Don’t get ahead of yourself, though, as that perception is false because there is no link between ‘rounds’ of play and the next roll, spin or flip.

The Cons of the Martingale System

While there are many reasons why players like the Martingale system, there are also many reasons why players shouldn’t be too fussed about following the system.

For starters, the longer you play and continue doubling up on your bets, the higher your chances for massive losses –meaning the higher the likelihood of losing all your bankroll. 

For example, even starting with a lowly $1 bet will result in this — losing eight bets in a row will quickly take your losses up to $511.

So it should make sense now why players would need a neverending bankroll.

The Alternative Anti-Martingale System

Many believe the Martingale system is an example of a gambler’s fallacy. A safer alternative to the popular system includes slightly different bets being placed. If you lose, your next bet is half and if you win your next bet is double.

This betting system can lead to a better return over the short term; however, if it is followed over a more substantial period, it can result in the complete loss of a bankroll.

How to Get Started with Martingale

When it comes to using the Martingale strategy in casino games, it can be daunting, especially from a mental standpoint after placing a large bet straight after losing!

What we recommend is that players who are interested in testing this strategy out do so with free casino games like those that we link to here.

Give it a go playing for free and see how it works for yourself — all while not risking your real money.

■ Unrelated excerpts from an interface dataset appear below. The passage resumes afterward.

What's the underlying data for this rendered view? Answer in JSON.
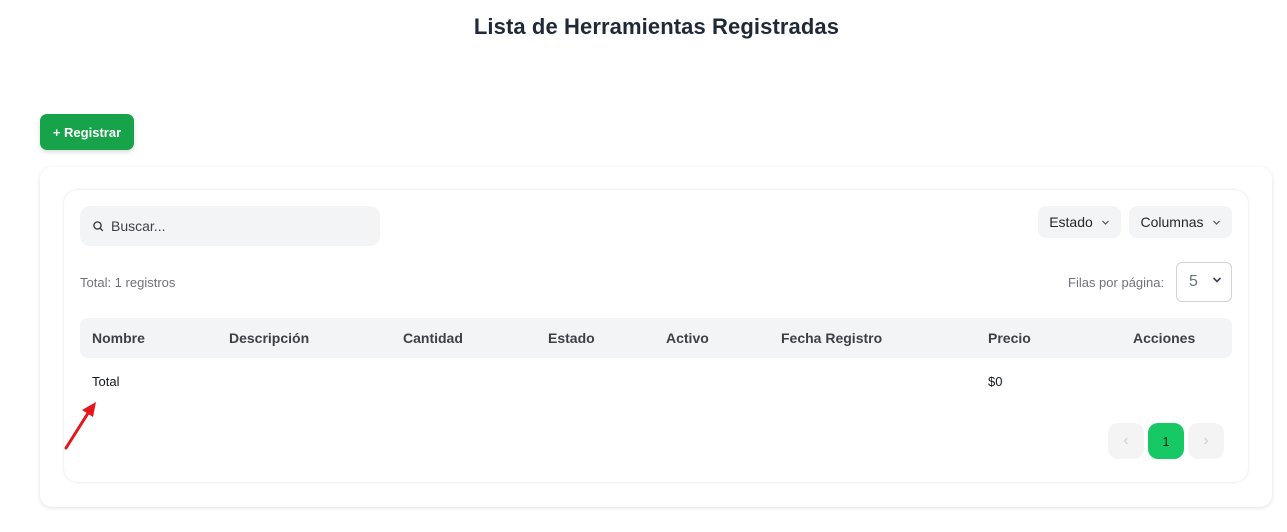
{
  "header": {
    "title": "Lista de Herramientas Registradas"
  },
  "toolbar": {
    "register_label": "+ Registrar"
  },
  "search": {
    "placeholder": "Buscar..."
  },
  "filters": {
    "estado_label": "Estado",
    "columnas_label": "Columnas"
  },
  "summary": {
    "total_text": "Total: 1 registros",
    "rows_per_page_label": "Filas por página:",
    "rows_per_page_value": "5"
  },
  "table": {
    "columns": [
      "Nombre",
      "Descripción",
      "Cantidad",
      "Estado",
      "Activo",
      "Fecha Registro",
      "Precio",
      "Acciones"
    ],
    "rows": [
      {
        "nombre": "Total",
        "precio": "$0"
      }
    ]
  },
  "pagination": {
    "current_page": "1",
    "prev_icon": "chevron-left-icon",
    "next_icon": "chevron-right-icon"
  },
  "colors": {
    "primary_green": "#16a34a",
    "page_active": "#17c964",
    "annotation_arrow": "#e5161b"
  }
}
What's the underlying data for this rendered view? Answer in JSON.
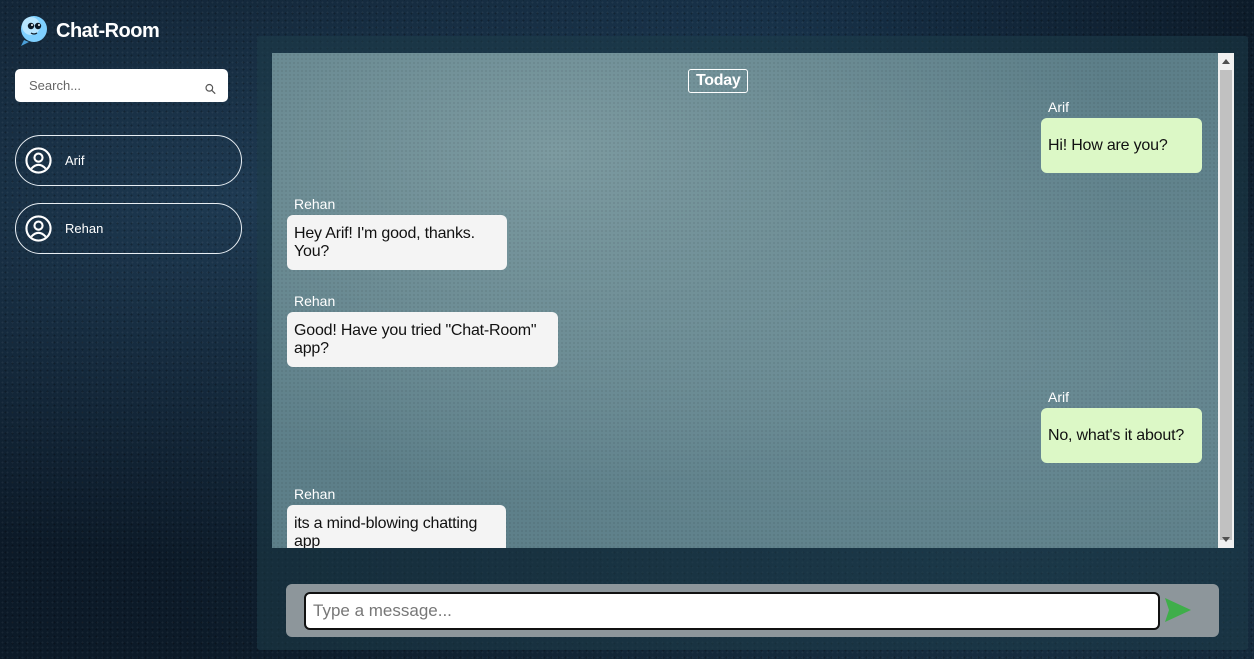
{
  "app": {
    "name": "Chat-Room"
  },
  "sidebar": {
    "search_placeholder": "Search...",
    "contacts": [
      {
        "name": "Arif"
      },
      {
        "name": "Rehan"
      }
    ]
  },
  "chat": {
    "day_label": "Today",
    "messages": [
      {
        "sender": "Arif",
        "text": "Hi! How are you?",
        "direction": "outgoing"
      },
      {
        "sender": "Rehan",
        "text": "Hey Arif! I'm good, thanks. You?",
        "direction": "incoming"
      },
      {
        "sender": "Rehan",
        "text": "Good! Have you tried \"Chat-Room\" app?",
        "direction": "incoming"
      },
      {
        "sender": "Arif",
        "text": "No, what's it about?",
        "direction": "outgoing"
      },
      {
        "sender": "Rehan",
        "text": "its a mind-blowing chatting app",
        "direction": "incoming"
      }
    ]
  },
  "composer": {
    "placeholder": "Type a message...",
    "send_icon": "send-arrow-icon"
  },
  "colors": {
    "incoming_bubble": "#f4f4f4",
    "outgoing_bubble": "#dcf8c6",
    "send_accent": "#3fae4a"
  }
}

A staff writer at Planet 7, Kate Church is an avid reader, professional writer and lover of games. After taking her Bachelor of Arts degree in English writing and a minor in journalism at the University of Nevada, Reno, Kate has traveled the world, seeking out adventure, knowledge and games of skill and chance.